Kids feel like true explorers wandering through the now-dry moats and peering out to sea from the turrets. Time your visit for Friday through Sunday to hear canon-firing demonstrations thunder through the air.
Make sure to explain to the kids that the walls, 16 feet thick, were able to withstand British cannonball fire thanks to the absorbent qualities of the Florida coquina (a soft limestone made with shells and coral) used to build them.
Bonus: Kids 15 and under get free admission when accompanied by an adult.
For a good overview of all there is to do in town when you arrive, pile everyone aboard the Old Town Trolley for a roll-through tour of St. Augustine’s highlights. The ride couldn’t be more convenient for Casa Monica guests. One of the trolley tours stops is located across from the hotel.
The open-air trolley pulls several compartments behind it along the bricked streets of town, making 23 stops along a route that takes in highlights like the Old Jail, Castillo de San Marcos, St. Augustine’s oldest house and the Fountain of Youth. An entertaining narrative from your driver along the way makes the history lessons go down easy.
Tickets are good for three consecutive days and include on-and-off privileges, making this a convenient way to get around town, too. Pinching pennies? Admission to the St. Augustine History Museum is included in your fare.
While it only dates to 1874 — youthful by St. Augustine’s standards — this candy-striped black-and-white lighthouse and accompanying maritime museum on Anastasia Island have much fascinating history to share.
Tire the kids out with a climb of 219 steps up the tower for views overlooking Matanzas Bay and the Atlantic Ocean. Then visit the watchkeeper’s house, now a museum, to see artifacts from doomed ships that wrecked in the area.
General admission includes a guided tour of the lighthouse’s history that delves into the art of wooden boat making, too. Kids can even embark on a maritime scavenger hunt to discover animals living in the coastal hammock here and learn about the historical medicinal uses of local plants.

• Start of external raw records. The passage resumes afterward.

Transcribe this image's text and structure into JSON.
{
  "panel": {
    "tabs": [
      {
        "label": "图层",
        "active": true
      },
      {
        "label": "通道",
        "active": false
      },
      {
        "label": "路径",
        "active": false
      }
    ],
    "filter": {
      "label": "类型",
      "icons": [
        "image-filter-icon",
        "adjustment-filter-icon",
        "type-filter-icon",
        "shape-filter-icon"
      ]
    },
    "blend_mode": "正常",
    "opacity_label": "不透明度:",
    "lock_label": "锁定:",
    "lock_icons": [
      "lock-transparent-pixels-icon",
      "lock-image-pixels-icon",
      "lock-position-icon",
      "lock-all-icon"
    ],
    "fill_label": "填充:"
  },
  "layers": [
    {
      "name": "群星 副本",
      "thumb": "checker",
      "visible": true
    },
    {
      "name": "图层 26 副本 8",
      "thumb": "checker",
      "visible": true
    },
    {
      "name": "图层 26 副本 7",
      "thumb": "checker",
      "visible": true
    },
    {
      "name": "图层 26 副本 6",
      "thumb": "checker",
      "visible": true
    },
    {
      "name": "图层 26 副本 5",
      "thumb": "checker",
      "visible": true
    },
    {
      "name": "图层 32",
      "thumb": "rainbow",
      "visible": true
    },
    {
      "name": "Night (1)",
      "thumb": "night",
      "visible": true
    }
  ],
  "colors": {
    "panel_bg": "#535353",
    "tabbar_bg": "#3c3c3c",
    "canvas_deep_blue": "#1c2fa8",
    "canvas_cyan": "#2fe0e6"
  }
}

The first hint they’re about to have a blast comes when kids get a treasure map to the exhibits at this pirate-themed museum overlooking the Castillo de San Marcos. A mix of Hollywood and history maximizes fun.
Kids can see the sword prop Johnny Depp used as Jake Sparrow in “Pirates of the Caribbean” and feel the heft of a real gold bar recovered from a Spanish galleon when they reach inside a glass case. Actual pirate treasure and authentic treasure chests are also on display, and kids can fire a cannon from a gun deck, too — good luck getting them to leave, in other words.
Walking around St. Augustine’s old town to see the sights is sure to work up an appetite. Open for lunch and dinner right across from the St. Augustine Visitor Information Center, Barnacle Bill’s homestyle restaurant dishes up fried and broiled seafood specialties that fill tummies without breaking the bank.
There are daily fish offerings, as well as burgers and salads, and the excellent Minorcan clam chowder is a local favorite. The kids menu has such favorites as shrimp baskets, fried fish, and mac and cheese.
Dessert, anyone? When something icy and sweet is just what it takes to coax the gang through another history stop, this artisan ice-pop shop near the pirate museum and Castillo de San Marcos does the trick.
Made from pure fruit and fresh herbs and spices, with a touch of cane sugar and limited dairy, the ice-pop selection changes seasonally. You might find watermelon ice pops in the summer and pumpkin pie flavor come fall.
Roughly 200 years after they built Castillo de San Marcos, the Spanish constructed this other famous defense system for St. Augustine, in 1740, to protect the city’s southern entrance from British attack.
The small fort sits on a barrier island, and visitors reach Fort Matanzas via a short, free ferry ride across the Matanzas River, putting the joy in the journey for the kids in your group who will surely feel like pirates making landfall.
To explore inside the fort’s walls and see its canons, you have to climb a short series of stairs up from ground level. From there your little adventurers will surely want to ascend a few more steps up a steep wooden ladder to the top of the fort, where soldiers once scouted for approaching ships.